With their second and third adoptions (siblings), Alan and Anne clearly felt the Lord impressing upon their hearts Jesus’ words in John 21:17, “Do you love Me? . . . Feed My sheep.” Fittingly, when the siblings were first introduced to the Chins, one of the little girls handed Anne a gift she had made herself – a little sheep. Though it was a small, unknowing gesture, it was further confirmation that God was again opening the doors of adoption to their family.
Shortly thereafter, the Chins completed a fourth adoption – another girl, nine years of age – after sensing the Lord speaking to them through John 21:6, “Throw your net on the right side of the boat and you will find some.” Anne explains, “It was as if God was saying, If you’re wondering, just cast your net out.”
For the Chins, the process of adopting wasn’t necessarily easy, but they had a very good experience with the Ministry of Children and Family Development. Through the ministry, they were able to learn about the needs of children in their own community. In fact, each of their adopted children had been living within a 10-mile radius of their own home. “We have been astounded at the crying needs right here,” says Anne. “A lot of people don’t realize how many children are right here on our doorstep. Many of these kids are praying for families; they’re incredibly alone in the world, and they’re right here. We think of children overseas, but many deeply wounded children are right here.”
The Chins are upfront about the real-life challenges of parenting adoptive kids. “Many of these kids have had traumatic lives, so it’s a mission with a cost. It takes time. But healing happens,” says Anne. Alluding to James 1:27, she makes the point: “Adoption is not always an easy road, but the Bible doesn’t say you have to heal widows and orphans – just care for them.”
Ultimately, Alan and Anne feel that their family has been deeply blessed through adoption. “These children have brought incredible joy and life into our lives, and we have become a stronger and richer family with them being part of our family. All of us have learned a lot about unconditional love, bonding and attaching to others, as well as the true meaning of family and what it means to be adopted into God's family.”
To families beginning to consider adoption, the Chins suggest taking baby steps. “If there are families out there who feel this might be their call, or maybe this is their call, or you have room for a child – call. You have nothing to lose, there’s no commitment in just calling,” says Anne. The Chins suggest that families initially not try to figure out whether they can adopt – just take those initial small steps, then wait on the Lord’s leading.
The Chins also stress the importance of adoptive parents gaining as much information and training as possible, to equip themselves and to learn about the many supports available throughout their journey. They suggest taking courses, checking out adoption support websites, reading up on related issues and forming relationships with other adoptive families.

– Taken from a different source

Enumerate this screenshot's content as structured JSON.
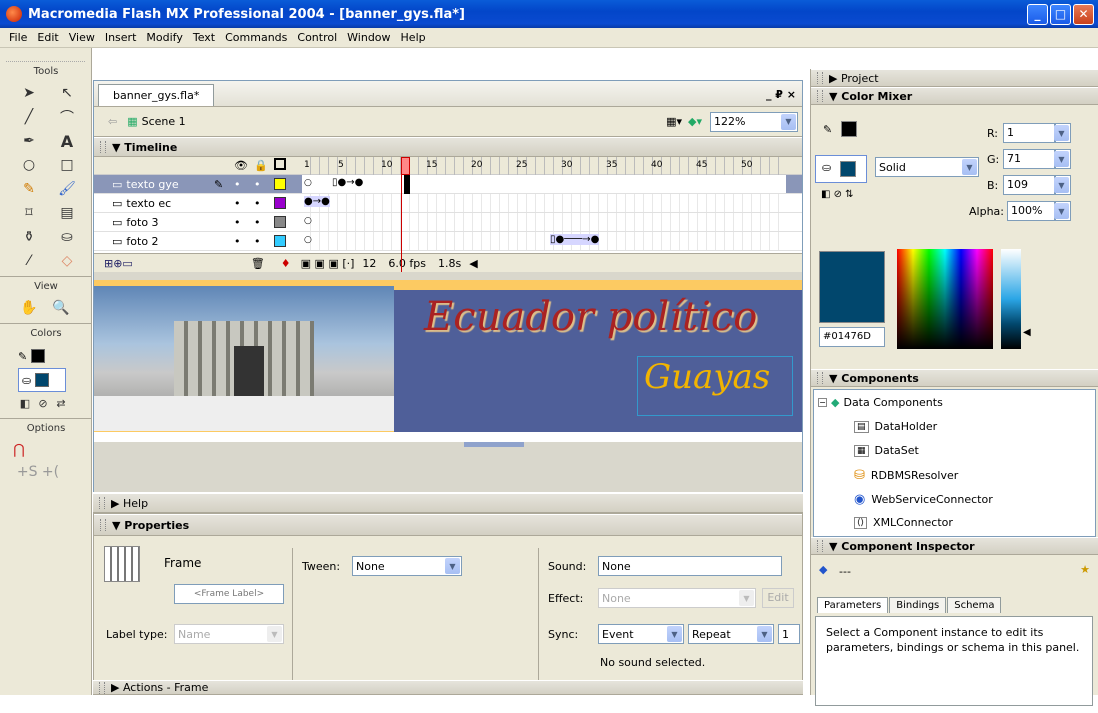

It’s no surprise that Alan and Anne are passionate advocates of adoption, especially when it comes to the Church. “If every church had one family who would adopt a child,” says Anne, “then the numbers of waiting children in our country would go dramatically down. . . . It is a good process here, and these are the children right on our doorstep. In fact, there are many children who are really wanting Christian families, and they really do pray night after night for a family. These are the forgotten children in our culture.”
Julie Vaughan was the editorial director at Focus on the Family Canada at the time of publication.
© 2011 Focus on the Family (Canada) Association. All rights reserved.